Segment Start: MATERIAL PROVIDED

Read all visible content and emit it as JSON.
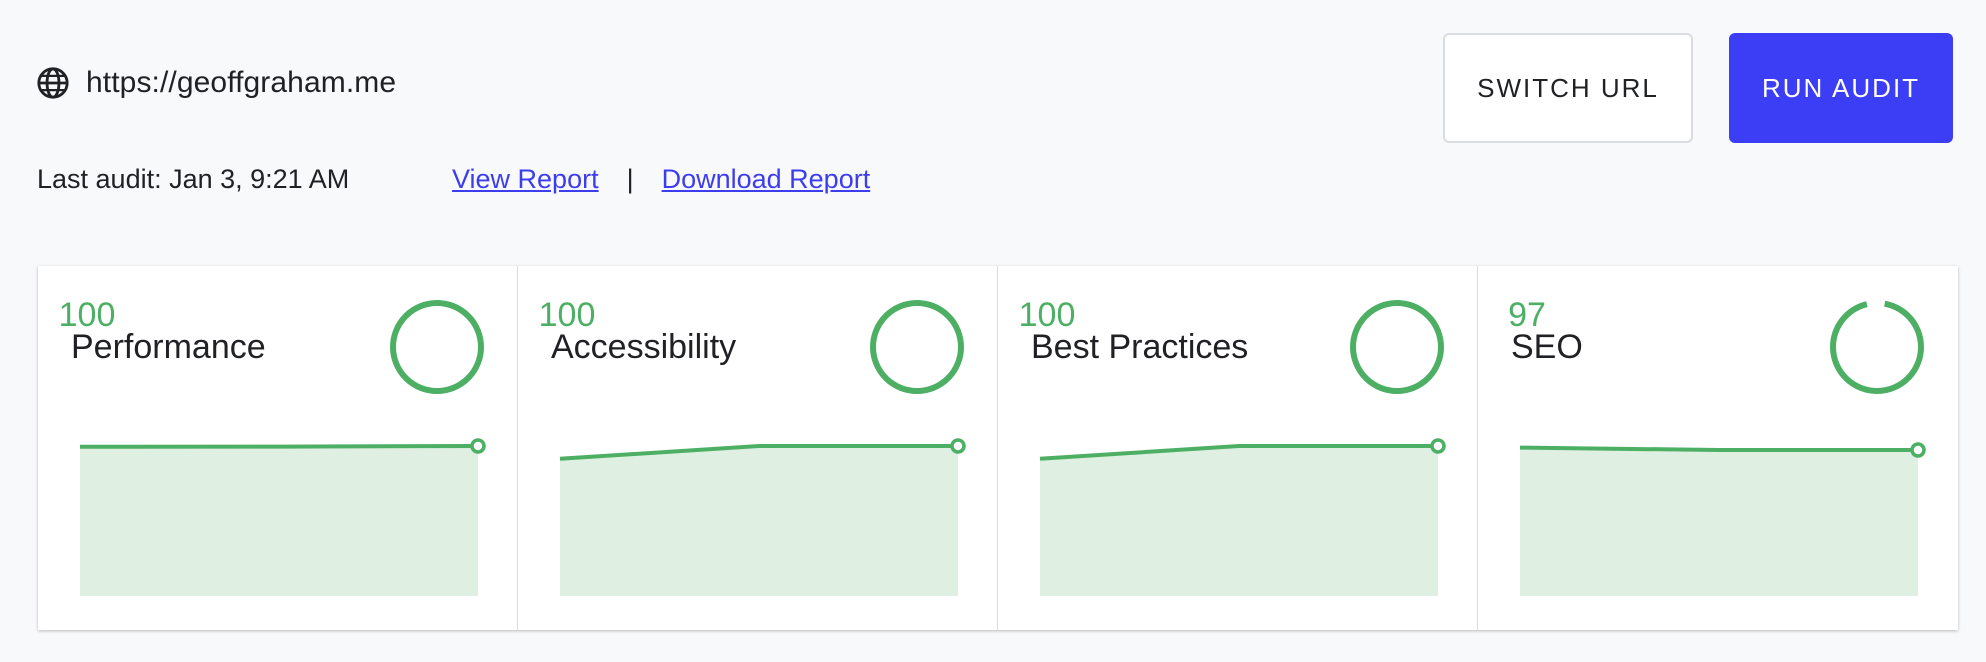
{
  "header": {
    "url": "https://geoffgraham.me",
    "globe_icon": "globe-icon",
    "last_audit": "Last audit: Jan 3, 9:21 AM",
    "view_report": "View Report",
    "separator": "|",
    "download_report": "Download Report"
  },
  "buttons": {
    "switch_url": "SWITCH URL",
    "run_audit": "RUN AUDIT"
  },
  "colors": {
    "accent": "#3b3ef5",
    "link": "#3d3df0",
    "good": "#4caf63",
    "good_fill": "#dff0e2"
  },
  "cards": [
    {
      "title": "Performance",
      "score": 100,
      "score_label": "100",
      "history": [
        99.5,
        99.6,
        100
      ]
    },
    {
      "title": "Accessibility",
      "score": 100,
      "score_label": "100",
      "history": [
        92,
        100,
        100
      ]
    },
    {
      "title": "Best Practices",
      "score": 100,
      "score_label": "100",
      "history": [
        92,
        100,
        100
      ]
    },
    {
      "title": "SEO",
      "score": 97,
      "score_label": "97",
      "history": [
        99,
        97.5,
        97.5
      ]
    }
  ]
}
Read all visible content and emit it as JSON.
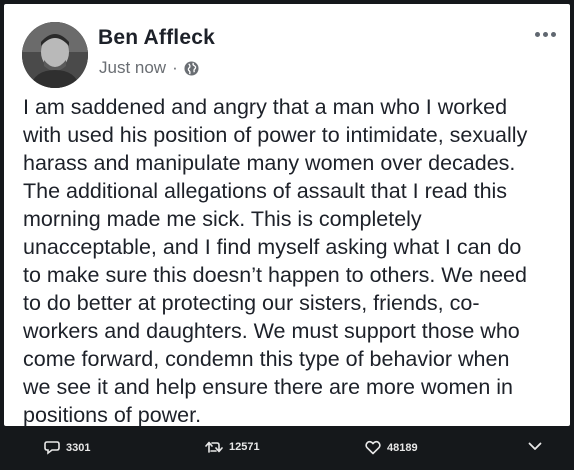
{
  "post": {
    "author": "Ben Affleck",
    "timestamp": "Just now",
    "separator": "·",
    "privacy_icon": "globe-icon",
    "body_lines": [
      "I am saddened and angry that a man who I worked",
      "with used his position of power to intimidate, sexually",
      "harass and manipulate many women over decades.",
      "The additional allegations of assault that I read this",
      "morning made me sick. This is completely",
      "unacceptable, and I find myself asking what I can do",
      "to make sure this doesn’t happen to others. We need",
      "to do better at protecting our sisters, friends, co-",
      "workers and daughters. We must support those who",
      "come forward, condemn this type of behavior when",
      "we see it and help ensure there are more women in",
      "positions of power."
    ]
  },
  "tweet_actions": {
    "replies": "3301",
    "retweets": "12571",
    "likes": "48189"
  },
  "icons": {
    "reply": "reply-icon",
    "retweet": "retweet-icon",
    "like": "heart-icon",
    "more": "chevron-down-icon",
    "options": "more-options-icon"
  }
}
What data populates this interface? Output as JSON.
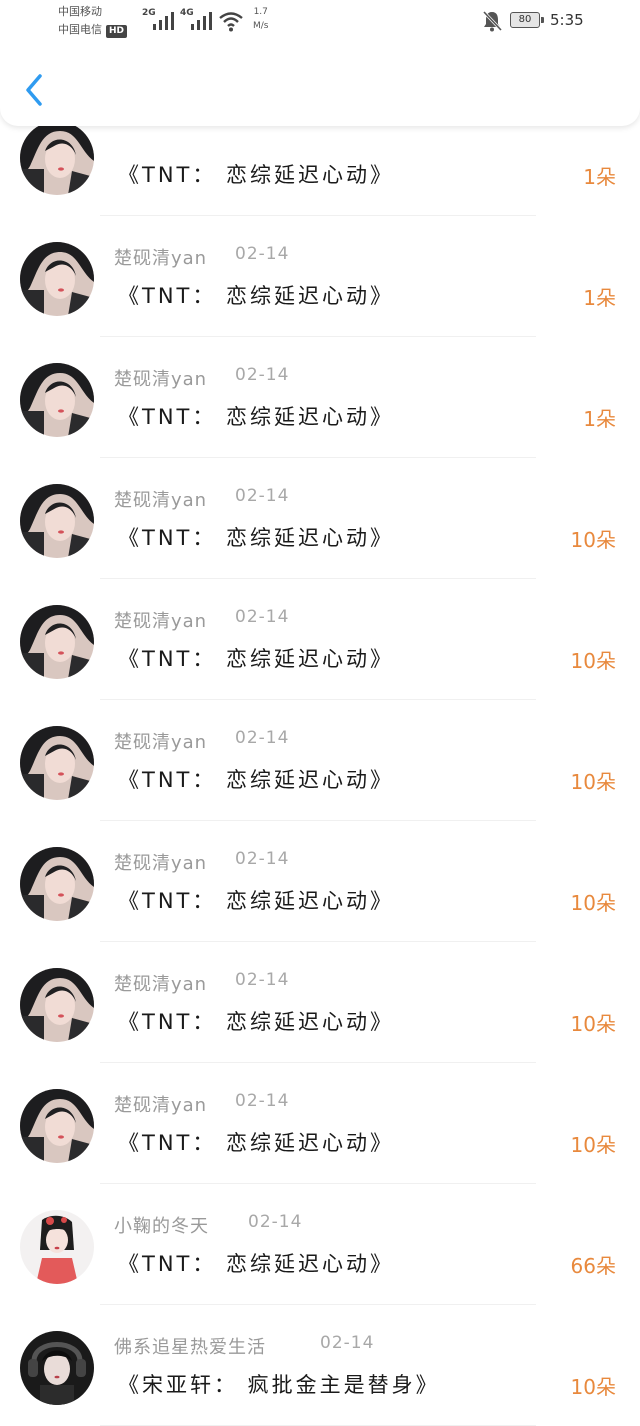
{
  "status_bar": {
    "carrier_1": "中国移动",
    "carrier_2": "中国电信",
    "hd_badge": "HD",
    "net_1": "2G",
    "net_2": "4G",
    "speed_value": "1.7",
    "speed_unit": "M/s",
    "battery": "80",
    "time": "5:35"
  },
  "header": {
    "back_icon": "chevron-left-icon",
    "accent": "#2f9bf0"
  },
  "colors": {
    "amount": "#e8893d",
    "username": "#9a9a9a"
  },
  "gifts": [
    {
      "avatar": "dark-hair-girl",
      "user": "",
      "date": "",
      "item": "《TNT：  恋综延迟心动》",
      "amount": "1朵"
    },
    {
      "avatar": "dark-hair-girl",
      "user": "楚砚清yan",
      "date": "02-14",
      "item": "《TNT：  恋综延迟心动》",
      "amount": "1朵"
    },
    {
      "avatar": "dark-hair-girl",
      "user": "楚砚清yan",
      "date": "02-14",
      "item": "《TNT：  恋综延迟心动》",
      "amount": "1朵"
    },
    {
      "avatar": "dark-hair-girl",
      "user": "楚砚清yan",
      "date": "02-14",
      "item": "《TNT：  恋综延迟心动》",
      "amount": "10朵"
    },
    {
      "avatar": "dark-hair-girl",
      "user": "楚砚清yan",
      "date": "02-14",
      "item": "《TNT：  恋综延迟心动》",
      "amount": "10朵"
    },
    {
      "avatar": "dark-hair-girl",
      "user": "楚砚清yan",
      "date": "02-14",
      "item": "《TNT：  恋综延迟心动》",
      "amount": "10朵"
    },
    {
      "avatar": "dark-hair-girl",
      "user": "楚砚清yan",
      "date": "02-14",
      "item": "《TNT：  恋综延迟心动》",
      "amount": "10朵"
    },
    {
      "avatar": "dark-hair-girl",
      "user": "楚砚清yan",
      "date": "02-14",
      "item": "《TNT：  恋综延迟心动》",
      "amount": "10朵"
    },
    {
      "avatar": "dark-hair-girl",
      "user": "楚砚清yan",
      "date": "02-14",
      "item": "《TNT：  恋综延迟心动》",
      "amount": "10朵"
    },
    {
      "avatar": "hanfu-girl",
      "user": "小鞠的冬天",
      "date": "02-14",
      "item": "《TNT：  恋综延迟心动》",
      "amount": "66朵"
    },
    {
      "avatar": "headphone-girl",
      "user": "佛系追星热爱生活",
      "date": "02-14",
      "item": "《宋亚轩：  疯批金主是替身》",
      "amount": "10朵"
    }
  ]
}
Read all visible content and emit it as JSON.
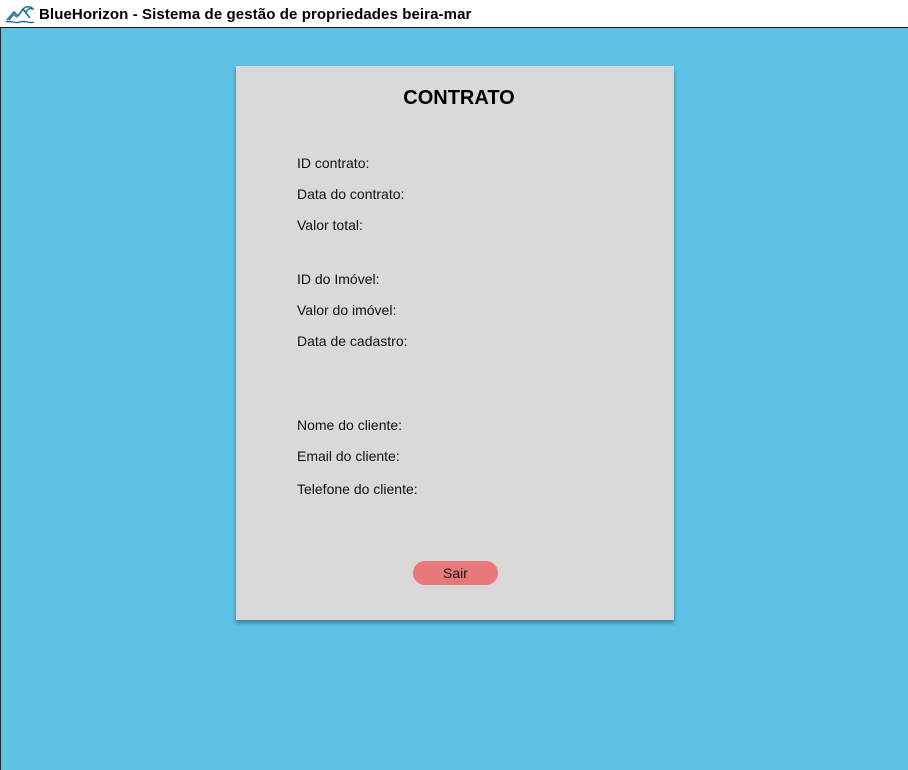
{
  "window": {
    "title": "BlueHorizon - Sistema de gestão de propriedades beira-mar",
    "logo_icon": "mountain-wave-icon",
    "background_color": "#5ec1e6"
  },
  "card": {
    "title": "CONTRATO",
    "contract": {
      "id_label": "ID contrato:",
      "date_label": "Data do contrato:",
      "total_label": "Valor total:"
    },
    "property": {
      "id_label": "ID do Imóvel:",
      "value_label": "Valor do imóvel:",
      "registration_date_label": "Data de cadastro:"
    },
    "client": {
      "name_label": "Nome do cliente:",
      "email_label": "Email do cliente:",
      "phone_label": "Telefone do cliente:"
    },
    "exit_button_label": "Sair",
    "exit_button_color": "#e8797a"
  }
}
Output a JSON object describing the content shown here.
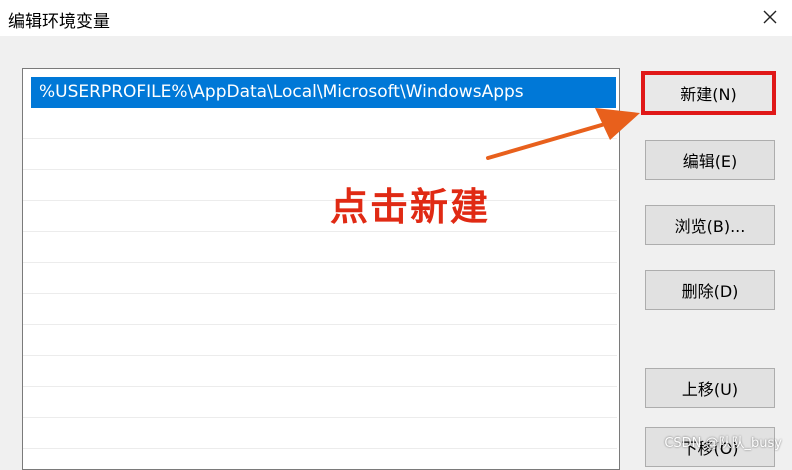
{
  "window": {
    "title": "编辑环境变量",
    "close_icon": "close-icon"
  },
  "list": {
    "items": [
      "%USERPROFILE%\\AppData\\Local\\Microsoft\\WindowsApps"
    ],
    "selected_index": 0
  },
  "buttons": {
    "new": "新建(N)",
    "edit": "编辑(E)",
    "browse": "浏览(B)...",
    "delete": "删除(D)",
    "move_up": "上移(U)",
    "move_down": "下移(O)"
  },
  "annotation": {
    "text": "点击新建",
    "arrow_icon": "arrow-icon"
  },
  "watermark": "CSDN @队队_busy",
  "colors": {
    "selection": "#0078d7",
    "highlight_border": "#e01818",
    "annotation": "#e02a14"
  }
}
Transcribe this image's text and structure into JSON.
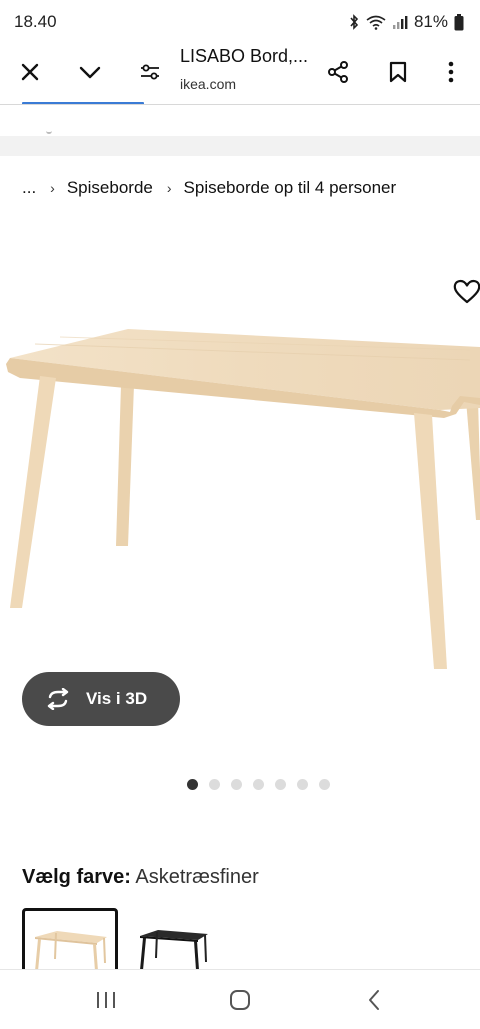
{
  "status_bar": {
    "time": "18.40",
    "battery": "81%"
  },
  "browser": {
    "title": "LISABO Bord,...",
    "domain": "ikea.com"
  },
  "breadcrumb": {
    "ellipsis": "...",
    "items": [
      "Spiseborde",
      "Spiseborde op til 4 personer"
    ]
  },
  "product": {
    "view_3d_label": "Vis i 3D",
    "carousel": {
      "count": 7,
      "active_index": 0
    },
    "color_label": "Vælg farve:",
    "color_value": "Asketræsfiner"
  },
  "colors": {
    "wood": "#f0dcc0",
    "wood_edge": "#e2c9a6",
    "button_bg": "#4a4a4a",
    "accent": "#3a7bd5"
  },
  "icons": {
    "toolbar": [
      "close-icon",
      "chevron-down-icon",
      "tune-icon",
      "share-icon",
      "bookmark-icon",
      "more-vert-icon"
    ],
    "nav": [
      "recents-icon",
      "home-icon",
      "back-icon"
    ]
  }
}
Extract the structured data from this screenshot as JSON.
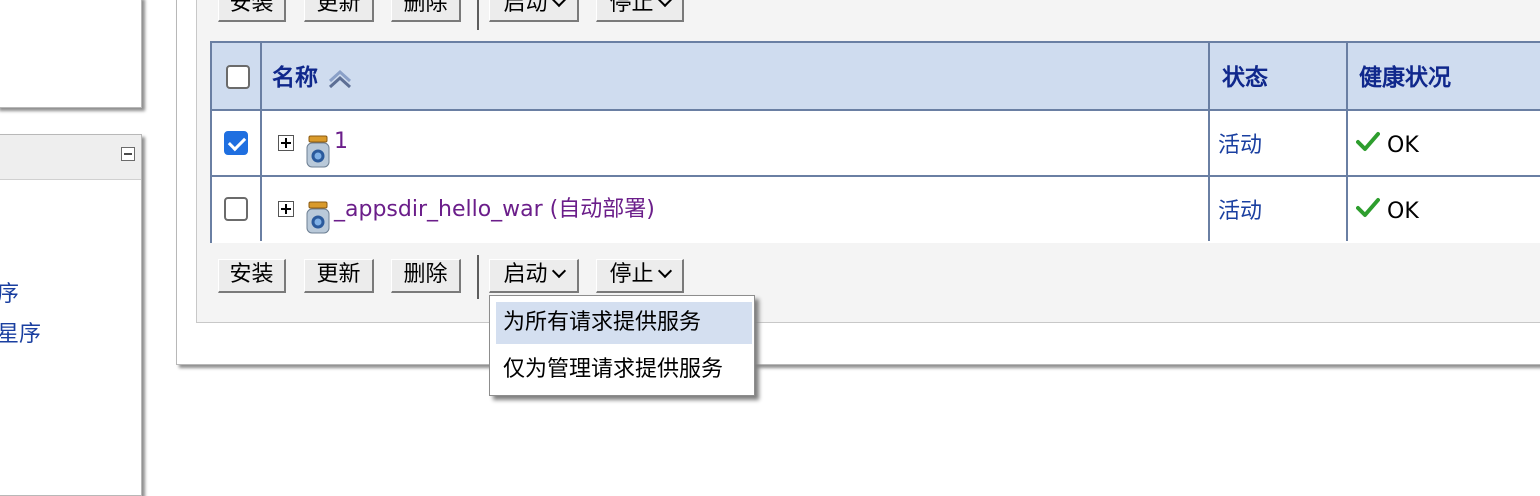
{
  "left_nav": {
    "link_1_partial": "序",
    "link_2_partial": "星序"
  },
  "toolbar": {
    "install": "安装",
    "update": "更新",
    "delete": "删除",
    "start": "启动",
    "stop": "停止"
  },
  "table": {
    "columns": [
      "名称",
      "状态",
      "健康状况"
    ],
    "rows": [
      {
        "selected": true,
        "name": "1",
        "state": "活动",
        "health": "OK"
      },
      {
        "selected": false,
        "name": "_appsdir_hello_war (自动部署)",
        "state": "活动",
        "health": "OK"
      }
    ]
  },
  "start_menu": {
    "items": [
      "为所有请求提供服务",
      "仅为管理请求提供服务"
    ],
    "highlighted_index": 0
  },
  "colors": {
    "header_bg": "#cfdcef",
    "header_text": "#10288c",
    "link": "#1a3fa0",
    "app_name": "#6b1e8a",
    "checkbox_checked": "#1f6fe0",
    "health_ok": "#2e9e2e",
    "menu_highlight": "#d4dff0"
  },
  "icons": {
    "sort": "double-chevron-up-icon",
    "expand": "plus-box-icon",
    "app": "jar-icon",
    "health": "checkmark-icon",
    "collapse": "minus-box-icon"
  }
}
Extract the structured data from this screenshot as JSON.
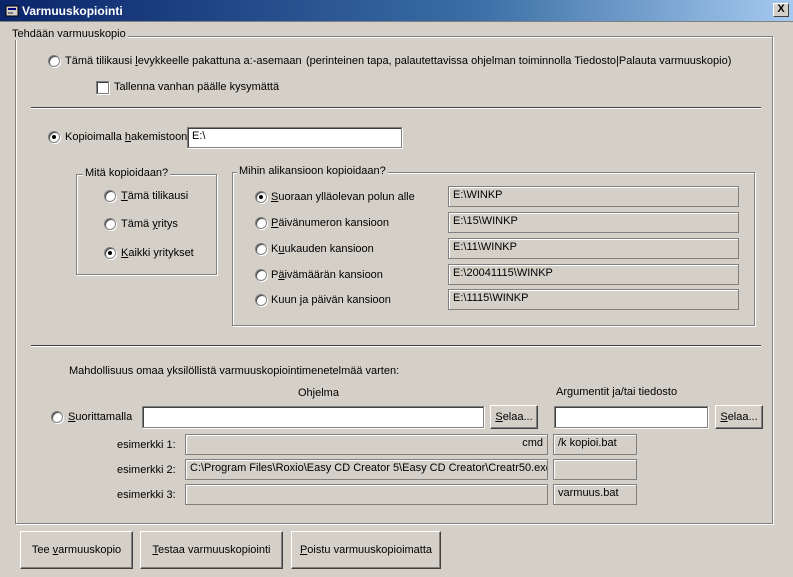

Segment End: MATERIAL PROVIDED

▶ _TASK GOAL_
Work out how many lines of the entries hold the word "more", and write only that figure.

▶ _TASK ANSWER_
4